Extracted material section start

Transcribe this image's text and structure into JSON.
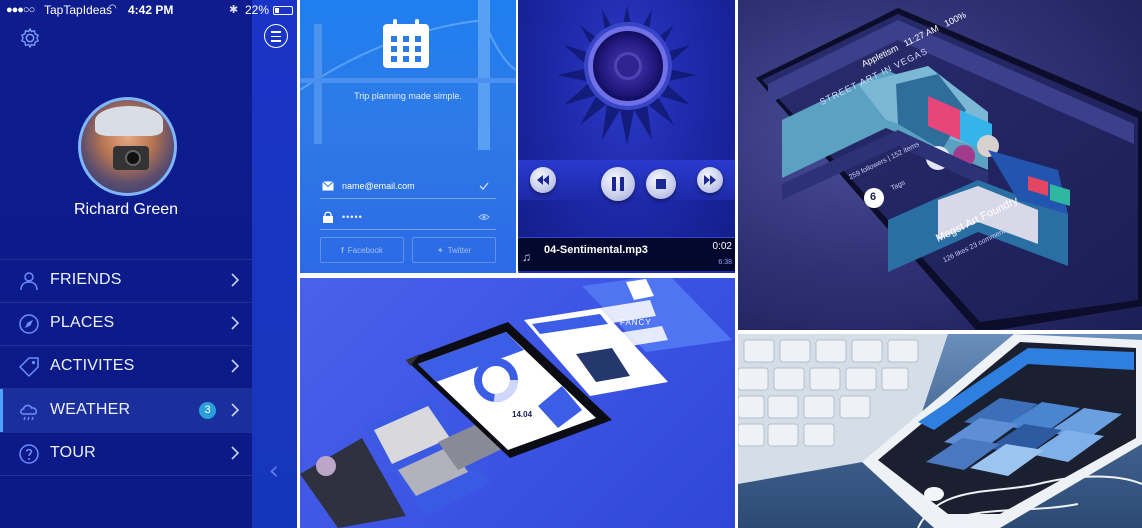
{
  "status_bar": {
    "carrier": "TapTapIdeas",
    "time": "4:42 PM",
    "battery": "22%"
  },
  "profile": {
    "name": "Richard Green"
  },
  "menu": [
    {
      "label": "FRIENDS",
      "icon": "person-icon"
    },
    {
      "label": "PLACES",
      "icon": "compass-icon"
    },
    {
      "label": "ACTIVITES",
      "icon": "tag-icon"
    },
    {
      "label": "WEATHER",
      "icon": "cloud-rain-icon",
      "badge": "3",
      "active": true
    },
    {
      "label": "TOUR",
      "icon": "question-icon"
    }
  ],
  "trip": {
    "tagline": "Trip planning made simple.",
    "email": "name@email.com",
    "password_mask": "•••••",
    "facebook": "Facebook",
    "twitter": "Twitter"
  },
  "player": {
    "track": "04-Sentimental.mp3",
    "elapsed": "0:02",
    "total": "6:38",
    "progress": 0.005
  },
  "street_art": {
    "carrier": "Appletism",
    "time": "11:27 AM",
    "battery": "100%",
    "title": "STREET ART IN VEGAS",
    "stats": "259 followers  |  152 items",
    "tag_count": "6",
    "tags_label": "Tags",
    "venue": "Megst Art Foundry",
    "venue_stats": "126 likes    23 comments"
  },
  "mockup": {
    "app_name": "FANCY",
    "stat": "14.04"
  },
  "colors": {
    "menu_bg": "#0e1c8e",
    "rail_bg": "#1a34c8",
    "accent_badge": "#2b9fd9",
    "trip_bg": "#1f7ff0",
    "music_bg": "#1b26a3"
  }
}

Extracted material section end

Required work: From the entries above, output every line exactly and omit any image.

Response to the task:
Transcribe this image's text and structure into JSON.
{
  "status_bar": {
    "carrier": "TapTapIdeas",
    "time": "4:42 PM",
    "battery": "22%"
  },
  "profile": {
    "name": "Richard Green"
  },
  "menu": [
    {
      "label": "FRIENDS",
      "icon": "person-icon"
    },
    {
      "label": "PLACES",
      "icon": "compass-icon"
    },
    {
      "label": "ACTIVITES",
      "icon": "tag-icon"
    },
    {
      "label": "WEATHER",
      "icon": "cloud-rain-icon",
      "badge": "3",
      "active": true
    },
    {
      "label": "TOUR",
      "icon": "question-icon"
    }
  ],
  "trip": {
    "tagline": "Trip planning made simple.",
    "email": "name@email.com",
    "password_mask": "•••••",
    "facebook": "Facebook",
    "twitter": "Twitter"
  },
  "player": {
    "track": "04-Sentimental.mp3",
    "elapsed": "0:02",
    "total": "6:38",
    "progress": 0.005
  },
  "street_art": {
    "carrier": "Appletism",
    "time": "11:27 AM",
    "battery": "100%",
    "title": "STREET ART IN VEGAS",
    "stats": "259 followers  |  152 items",
    "tag_count": "6",
    "tags_label": "Tags",
    "venue": "Megst Art Foundry",
    "venue_stats": "126 likes    23 comments"
  },
  "mockup": {
    "app_name": "FANCY",
    "stat": "14.04"
  },
  "colors": {
    "menu_bg": "#0e1c8e",
    "rail_bg": "#1a34c8",
    "accent_badge": "#2b9fd9",
    "trip_bg": "#1f7ff0",
    "music_bg": "#1b26a3"
  }
}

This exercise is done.